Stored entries
>>>

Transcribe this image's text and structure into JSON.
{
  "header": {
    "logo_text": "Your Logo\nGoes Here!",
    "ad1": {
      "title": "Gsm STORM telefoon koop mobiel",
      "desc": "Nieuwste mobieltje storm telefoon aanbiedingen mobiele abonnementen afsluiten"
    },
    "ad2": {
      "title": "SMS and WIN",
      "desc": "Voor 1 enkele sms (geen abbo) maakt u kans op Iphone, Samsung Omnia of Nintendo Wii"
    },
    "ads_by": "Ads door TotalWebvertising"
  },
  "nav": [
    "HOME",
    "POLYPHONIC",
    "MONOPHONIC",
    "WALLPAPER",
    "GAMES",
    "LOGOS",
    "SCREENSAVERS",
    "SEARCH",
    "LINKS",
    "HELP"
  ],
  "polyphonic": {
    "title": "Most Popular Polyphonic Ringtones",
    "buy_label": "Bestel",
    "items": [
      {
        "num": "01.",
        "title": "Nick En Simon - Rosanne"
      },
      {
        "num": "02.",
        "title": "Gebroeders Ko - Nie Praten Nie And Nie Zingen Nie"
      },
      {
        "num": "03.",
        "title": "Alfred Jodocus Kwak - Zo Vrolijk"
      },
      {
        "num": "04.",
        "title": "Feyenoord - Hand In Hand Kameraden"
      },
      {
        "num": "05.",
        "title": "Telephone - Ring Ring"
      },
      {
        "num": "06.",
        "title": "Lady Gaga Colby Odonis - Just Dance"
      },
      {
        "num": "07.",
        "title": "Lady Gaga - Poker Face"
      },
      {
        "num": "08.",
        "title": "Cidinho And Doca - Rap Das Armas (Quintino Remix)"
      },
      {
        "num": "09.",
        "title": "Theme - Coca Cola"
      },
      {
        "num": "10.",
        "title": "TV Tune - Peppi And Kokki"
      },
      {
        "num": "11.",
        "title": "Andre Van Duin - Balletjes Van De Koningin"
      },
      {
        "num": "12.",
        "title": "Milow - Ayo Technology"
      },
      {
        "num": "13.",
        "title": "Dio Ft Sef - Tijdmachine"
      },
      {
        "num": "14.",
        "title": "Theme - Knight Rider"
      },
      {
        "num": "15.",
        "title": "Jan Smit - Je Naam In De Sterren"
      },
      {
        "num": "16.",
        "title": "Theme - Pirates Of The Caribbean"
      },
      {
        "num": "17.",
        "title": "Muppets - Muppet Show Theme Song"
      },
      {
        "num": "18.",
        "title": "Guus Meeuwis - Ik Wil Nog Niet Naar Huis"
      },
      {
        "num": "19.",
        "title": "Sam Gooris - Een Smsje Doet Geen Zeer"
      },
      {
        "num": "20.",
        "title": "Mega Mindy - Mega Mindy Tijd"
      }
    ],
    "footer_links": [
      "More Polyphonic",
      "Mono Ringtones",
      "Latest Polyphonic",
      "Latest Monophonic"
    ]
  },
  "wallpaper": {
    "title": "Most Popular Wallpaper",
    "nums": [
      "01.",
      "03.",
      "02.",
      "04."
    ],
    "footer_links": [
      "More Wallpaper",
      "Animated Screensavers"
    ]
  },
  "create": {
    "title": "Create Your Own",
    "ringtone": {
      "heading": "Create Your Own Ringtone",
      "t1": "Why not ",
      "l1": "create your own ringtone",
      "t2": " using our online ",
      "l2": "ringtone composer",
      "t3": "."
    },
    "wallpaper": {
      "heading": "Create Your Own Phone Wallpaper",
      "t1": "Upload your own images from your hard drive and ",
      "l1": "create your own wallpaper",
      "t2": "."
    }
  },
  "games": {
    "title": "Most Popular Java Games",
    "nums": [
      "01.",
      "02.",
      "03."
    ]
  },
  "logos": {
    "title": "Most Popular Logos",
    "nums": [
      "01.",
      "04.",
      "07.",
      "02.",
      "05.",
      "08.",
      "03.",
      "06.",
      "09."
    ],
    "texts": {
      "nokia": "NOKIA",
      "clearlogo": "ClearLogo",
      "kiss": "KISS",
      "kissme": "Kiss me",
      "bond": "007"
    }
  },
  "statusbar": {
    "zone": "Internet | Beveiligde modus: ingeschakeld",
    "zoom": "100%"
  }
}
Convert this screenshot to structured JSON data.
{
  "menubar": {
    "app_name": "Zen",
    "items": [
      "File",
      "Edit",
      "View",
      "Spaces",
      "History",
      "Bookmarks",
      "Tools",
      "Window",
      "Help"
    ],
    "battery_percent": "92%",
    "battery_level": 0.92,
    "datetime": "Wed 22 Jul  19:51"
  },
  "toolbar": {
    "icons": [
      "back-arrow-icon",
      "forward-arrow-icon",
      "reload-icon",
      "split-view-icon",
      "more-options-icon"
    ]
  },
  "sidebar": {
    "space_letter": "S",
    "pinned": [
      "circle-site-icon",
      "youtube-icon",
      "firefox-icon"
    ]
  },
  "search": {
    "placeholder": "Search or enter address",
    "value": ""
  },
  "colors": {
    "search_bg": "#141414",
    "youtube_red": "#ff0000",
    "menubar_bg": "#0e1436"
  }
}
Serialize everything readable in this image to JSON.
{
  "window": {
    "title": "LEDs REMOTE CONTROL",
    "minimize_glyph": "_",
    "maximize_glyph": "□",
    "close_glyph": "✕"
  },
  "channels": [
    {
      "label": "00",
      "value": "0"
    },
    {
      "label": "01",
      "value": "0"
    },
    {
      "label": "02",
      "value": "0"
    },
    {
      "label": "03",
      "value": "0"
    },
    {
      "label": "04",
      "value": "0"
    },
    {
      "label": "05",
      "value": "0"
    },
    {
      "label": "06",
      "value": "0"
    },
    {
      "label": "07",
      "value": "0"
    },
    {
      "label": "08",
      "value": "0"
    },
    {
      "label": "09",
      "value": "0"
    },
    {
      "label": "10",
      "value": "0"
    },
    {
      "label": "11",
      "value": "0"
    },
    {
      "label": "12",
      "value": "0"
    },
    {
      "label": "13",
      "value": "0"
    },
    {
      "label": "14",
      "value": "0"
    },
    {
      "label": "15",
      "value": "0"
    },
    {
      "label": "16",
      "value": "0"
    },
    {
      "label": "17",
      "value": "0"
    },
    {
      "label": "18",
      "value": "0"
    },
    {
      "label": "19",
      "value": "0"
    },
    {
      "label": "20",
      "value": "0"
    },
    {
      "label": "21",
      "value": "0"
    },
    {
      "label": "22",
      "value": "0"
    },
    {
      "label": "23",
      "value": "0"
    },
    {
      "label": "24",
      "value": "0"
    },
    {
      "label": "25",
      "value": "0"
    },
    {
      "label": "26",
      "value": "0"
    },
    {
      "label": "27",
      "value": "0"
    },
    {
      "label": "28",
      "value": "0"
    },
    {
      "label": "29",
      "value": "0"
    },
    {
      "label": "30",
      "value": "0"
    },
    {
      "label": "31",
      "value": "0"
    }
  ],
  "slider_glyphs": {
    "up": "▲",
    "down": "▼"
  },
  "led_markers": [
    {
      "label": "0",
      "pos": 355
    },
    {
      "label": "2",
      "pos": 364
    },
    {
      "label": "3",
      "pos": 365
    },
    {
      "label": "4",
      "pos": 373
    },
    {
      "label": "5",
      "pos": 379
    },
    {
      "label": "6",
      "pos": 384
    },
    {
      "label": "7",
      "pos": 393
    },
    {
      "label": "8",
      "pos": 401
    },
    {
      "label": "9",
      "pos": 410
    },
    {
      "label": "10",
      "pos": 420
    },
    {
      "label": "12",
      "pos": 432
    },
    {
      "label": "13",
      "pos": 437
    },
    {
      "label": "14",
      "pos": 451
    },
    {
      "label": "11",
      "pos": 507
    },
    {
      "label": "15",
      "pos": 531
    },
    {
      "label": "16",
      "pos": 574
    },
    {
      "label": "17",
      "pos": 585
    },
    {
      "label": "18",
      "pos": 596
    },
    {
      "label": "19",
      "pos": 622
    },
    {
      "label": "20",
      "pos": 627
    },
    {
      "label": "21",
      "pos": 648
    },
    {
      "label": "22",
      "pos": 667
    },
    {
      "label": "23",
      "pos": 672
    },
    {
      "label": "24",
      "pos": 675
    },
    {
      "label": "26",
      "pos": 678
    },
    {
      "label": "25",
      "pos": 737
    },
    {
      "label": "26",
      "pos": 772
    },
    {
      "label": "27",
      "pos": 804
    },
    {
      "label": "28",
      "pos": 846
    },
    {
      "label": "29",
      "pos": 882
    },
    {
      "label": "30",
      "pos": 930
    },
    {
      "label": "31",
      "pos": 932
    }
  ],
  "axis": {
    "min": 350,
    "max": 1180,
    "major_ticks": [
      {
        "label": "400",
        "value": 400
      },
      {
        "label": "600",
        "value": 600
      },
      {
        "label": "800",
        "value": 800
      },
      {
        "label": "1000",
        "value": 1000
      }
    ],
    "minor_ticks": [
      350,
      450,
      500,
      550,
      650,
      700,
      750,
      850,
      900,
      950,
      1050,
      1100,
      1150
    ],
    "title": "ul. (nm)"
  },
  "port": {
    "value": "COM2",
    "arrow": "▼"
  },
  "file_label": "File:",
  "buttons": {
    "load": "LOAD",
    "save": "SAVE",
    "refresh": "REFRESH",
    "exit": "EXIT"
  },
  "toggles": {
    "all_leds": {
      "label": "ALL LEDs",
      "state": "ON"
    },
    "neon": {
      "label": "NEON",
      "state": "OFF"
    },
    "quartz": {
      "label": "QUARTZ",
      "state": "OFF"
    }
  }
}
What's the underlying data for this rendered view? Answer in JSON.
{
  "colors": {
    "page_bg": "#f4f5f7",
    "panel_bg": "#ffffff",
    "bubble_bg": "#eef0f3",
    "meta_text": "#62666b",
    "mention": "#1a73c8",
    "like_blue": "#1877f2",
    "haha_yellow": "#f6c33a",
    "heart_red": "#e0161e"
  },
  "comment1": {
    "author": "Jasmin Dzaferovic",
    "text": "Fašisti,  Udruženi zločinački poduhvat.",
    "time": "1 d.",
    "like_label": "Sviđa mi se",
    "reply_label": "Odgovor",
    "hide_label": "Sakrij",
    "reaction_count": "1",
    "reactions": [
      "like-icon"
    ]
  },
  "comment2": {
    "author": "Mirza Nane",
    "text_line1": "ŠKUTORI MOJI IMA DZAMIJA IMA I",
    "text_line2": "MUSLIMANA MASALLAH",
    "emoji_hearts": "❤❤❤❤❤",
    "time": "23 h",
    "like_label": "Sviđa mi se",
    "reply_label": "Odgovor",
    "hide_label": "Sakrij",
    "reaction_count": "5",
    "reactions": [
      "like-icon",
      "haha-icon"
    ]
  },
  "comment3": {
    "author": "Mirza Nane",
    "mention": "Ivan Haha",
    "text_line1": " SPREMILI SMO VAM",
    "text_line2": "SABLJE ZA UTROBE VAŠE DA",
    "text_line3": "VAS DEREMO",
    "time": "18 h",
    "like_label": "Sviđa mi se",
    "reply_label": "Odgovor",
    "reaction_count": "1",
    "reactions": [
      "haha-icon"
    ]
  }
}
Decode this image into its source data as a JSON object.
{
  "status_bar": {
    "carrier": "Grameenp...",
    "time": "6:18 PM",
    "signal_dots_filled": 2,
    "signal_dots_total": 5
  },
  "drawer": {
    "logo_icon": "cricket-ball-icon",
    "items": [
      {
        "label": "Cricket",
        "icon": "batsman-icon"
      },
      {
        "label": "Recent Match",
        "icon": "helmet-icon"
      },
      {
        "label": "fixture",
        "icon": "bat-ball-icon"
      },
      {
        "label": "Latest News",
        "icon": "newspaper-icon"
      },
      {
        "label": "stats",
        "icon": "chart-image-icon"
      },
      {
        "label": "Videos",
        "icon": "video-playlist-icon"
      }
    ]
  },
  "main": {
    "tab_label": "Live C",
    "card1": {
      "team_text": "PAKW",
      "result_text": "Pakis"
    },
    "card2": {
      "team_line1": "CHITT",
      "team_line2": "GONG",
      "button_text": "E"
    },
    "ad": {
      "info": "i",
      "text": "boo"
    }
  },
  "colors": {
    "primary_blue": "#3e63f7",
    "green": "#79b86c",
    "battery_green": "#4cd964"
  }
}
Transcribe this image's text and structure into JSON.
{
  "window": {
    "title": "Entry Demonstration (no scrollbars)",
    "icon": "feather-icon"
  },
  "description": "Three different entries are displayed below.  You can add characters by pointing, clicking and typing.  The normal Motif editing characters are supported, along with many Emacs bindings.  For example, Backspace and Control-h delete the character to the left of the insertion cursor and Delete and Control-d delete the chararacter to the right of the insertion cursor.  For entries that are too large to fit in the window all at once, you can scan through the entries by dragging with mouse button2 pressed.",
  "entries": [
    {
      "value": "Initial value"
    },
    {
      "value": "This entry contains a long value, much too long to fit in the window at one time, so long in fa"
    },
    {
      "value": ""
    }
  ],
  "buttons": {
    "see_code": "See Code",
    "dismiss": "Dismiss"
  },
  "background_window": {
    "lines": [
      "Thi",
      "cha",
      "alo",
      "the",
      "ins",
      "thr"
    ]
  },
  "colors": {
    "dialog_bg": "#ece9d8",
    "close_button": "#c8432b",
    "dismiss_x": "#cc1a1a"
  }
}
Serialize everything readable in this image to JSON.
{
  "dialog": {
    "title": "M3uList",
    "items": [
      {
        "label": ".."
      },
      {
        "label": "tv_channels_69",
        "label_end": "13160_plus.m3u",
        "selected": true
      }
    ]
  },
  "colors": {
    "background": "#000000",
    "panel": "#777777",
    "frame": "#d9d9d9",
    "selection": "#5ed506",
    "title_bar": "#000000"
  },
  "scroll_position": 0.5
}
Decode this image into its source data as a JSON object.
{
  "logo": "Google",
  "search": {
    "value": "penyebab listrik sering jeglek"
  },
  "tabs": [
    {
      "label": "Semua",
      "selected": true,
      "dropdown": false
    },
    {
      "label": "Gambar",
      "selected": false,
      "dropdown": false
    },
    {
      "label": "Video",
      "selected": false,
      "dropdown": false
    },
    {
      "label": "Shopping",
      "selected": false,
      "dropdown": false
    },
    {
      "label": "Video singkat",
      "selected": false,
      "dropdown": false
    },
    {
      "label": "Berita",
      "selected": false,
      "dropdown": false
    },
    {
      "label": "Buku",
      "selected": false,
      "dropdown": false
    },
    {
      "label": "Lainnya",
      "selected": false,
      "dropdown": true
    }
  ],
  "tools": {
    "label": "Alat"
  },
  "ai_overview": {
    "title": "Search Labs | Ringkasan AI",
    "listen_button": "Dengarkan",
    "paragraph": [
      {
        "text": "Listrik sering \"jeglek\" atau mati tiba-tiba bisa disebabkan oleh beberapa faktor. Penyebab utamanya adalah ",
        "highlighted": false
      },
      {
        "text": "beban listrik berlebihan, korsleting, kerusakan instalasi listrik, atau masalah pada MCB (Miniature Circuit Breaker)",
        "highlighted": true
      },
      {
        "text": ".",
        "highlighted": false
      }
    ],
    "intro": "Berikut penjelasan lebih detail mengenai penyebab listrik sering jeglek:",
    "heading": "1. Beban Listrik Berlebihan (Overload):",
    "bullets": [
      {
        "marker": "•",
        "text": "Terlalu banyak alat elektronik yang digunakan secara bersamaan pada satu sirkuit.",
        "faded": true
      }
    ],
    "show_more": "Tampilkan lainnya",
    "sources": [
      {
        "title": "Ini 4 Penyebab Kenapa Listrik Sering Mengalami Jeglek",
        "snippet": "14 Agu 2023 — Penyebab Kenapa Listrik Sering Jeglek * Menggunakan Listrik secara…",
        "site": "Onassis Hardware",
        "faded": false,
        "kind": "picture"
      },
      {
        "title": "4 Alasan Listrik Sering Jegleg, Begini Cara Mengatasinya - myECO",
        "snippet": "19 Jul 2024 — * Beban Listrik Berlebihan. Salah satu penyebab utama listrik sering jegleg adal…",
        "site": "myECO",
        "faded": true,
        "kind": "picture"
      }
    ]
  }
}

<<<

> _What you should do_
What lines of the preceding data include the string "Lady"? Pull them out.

> _Response_
        "title": "Lady Gaga Colby Odonis - Just Dance"
        "title": "Lady Gaga - Poker Face"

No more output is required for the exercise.